“Where there’s higher canopy cover, we see a greater level of awnless barnyard grass suppression.”
Dr Widderick says the capacity to grow a weed-competitive summer crop depends on available soil water.
“Crop competition is one weed management tactic and you have to weigh up the positives and negatives of applying that to your particular farm,” he says.
“By narrowing your row spacing, you’re going to see improved weed control in-crop and you generally see increases in crop yield. However, in the northern region, I would put a caveat on that and say the increases you see will come down to the resources available for your crop.”
In marginal areas, he says, there is risk associated with moving to narrower rows if the crop runs out of soil water during flowering and grain fill.
Mungbeans, he says, are more forgiving of narrow rows than sorghum, which may yield poorly on narrow rows if there is a moisture deficit at flowering and grain-fill.
Left: Sowing sorghum on narrow row spacings and at a higher density helps suppress in-crop weeds. Right: Sowing sorghum on wide row spacings and at a low density allows weeds to proliferate. Photos: Dr Michael Widderick, DAF.
In dryland farming systems in the north, Dr Widderick says a typical sorghum density target is three to six plants/m2. For irrigated systems, he suggests six to 12 plants/m2.
“These figures are based on the amount of water available to the crop and because some sorghum cultivars are not capable of producing more tillers when water is available.”
He says narrow row spacings and increased crop density can have a dramatic impact on the growth and production of weeds in-crop.
“If you can reduce in-crop weed seed production by 50 to 70 per cent, that will have a huge impact on the present crop, but also produce significant flow-on benefits to subsequent crops.”
For northern growers, Dr Widderick says targeting a higher crop density is the first step, while a longer-term goal is to buy a planter set on narrower row spacings.

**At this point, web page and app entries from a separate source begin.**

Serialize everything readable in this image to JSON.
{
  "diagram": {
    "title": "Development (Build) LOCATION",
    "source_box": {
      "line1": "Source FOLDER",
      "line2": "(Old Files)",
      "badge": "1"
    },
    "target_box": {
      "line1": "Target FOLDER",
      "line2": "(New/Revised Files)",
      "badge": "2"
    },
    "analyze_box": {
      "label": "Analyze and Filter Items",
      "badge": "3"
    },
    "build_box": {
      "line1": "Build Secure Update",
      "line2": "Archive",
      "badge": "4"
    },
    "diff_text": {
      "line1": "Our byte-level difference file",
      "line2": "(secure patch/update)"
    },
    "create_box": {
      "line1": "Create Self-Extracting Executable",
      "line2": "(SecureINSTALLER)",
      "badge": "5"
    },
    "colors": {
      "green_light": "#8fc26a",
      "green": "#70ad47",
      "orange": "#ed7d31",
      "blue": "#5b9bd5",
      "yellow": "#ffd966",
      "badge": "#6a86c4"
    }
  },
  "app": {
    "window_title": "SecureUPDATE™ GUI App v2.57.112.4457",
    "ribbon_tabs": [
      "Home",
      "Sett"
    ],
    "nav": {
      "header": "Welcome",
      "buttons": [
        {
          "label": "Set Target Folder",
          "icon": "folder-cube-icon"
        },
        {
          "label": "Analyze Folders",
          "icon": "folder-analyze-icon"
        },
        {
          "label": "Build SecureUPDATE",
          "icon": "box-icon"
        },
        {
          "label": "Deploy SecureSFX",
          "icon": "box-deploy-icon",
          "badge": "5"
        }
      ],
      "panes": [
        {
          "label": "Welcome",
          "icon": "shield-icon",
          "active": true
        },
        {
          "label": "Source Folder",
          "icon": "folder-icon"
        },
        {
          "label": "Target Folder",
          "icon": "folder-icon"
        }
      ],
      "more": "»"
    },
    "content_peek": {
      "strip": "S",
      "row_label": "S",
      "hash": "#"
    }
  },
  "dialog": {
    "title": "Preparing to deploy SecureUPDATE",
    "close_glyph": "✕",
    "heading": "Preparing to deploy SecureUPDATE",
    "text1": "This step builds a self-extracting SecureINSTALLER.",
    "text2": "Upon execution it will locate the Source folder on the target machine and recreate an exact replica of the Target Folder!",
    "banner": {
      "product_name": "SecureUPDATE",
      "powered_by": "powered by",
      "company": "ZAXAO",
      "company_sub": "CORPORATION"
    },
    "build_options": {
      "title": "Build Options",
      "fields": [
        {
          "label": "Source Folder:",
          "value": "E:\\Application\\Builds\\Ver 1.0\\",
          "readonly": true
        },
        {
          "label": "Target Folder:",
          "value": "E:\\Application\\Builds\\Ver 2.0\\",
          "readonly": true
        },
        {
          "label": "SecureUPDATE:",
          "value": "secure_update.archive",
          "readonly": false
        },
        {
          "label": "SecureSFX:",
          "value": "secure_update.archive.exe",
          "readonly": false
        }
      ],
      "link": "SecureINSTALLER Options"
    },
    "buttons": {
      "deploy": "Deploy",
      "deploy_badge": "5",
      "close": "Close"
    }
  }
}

GRDC Research Code US00084
More information: Michael Widderick, (07) 4529 1325, [email protected]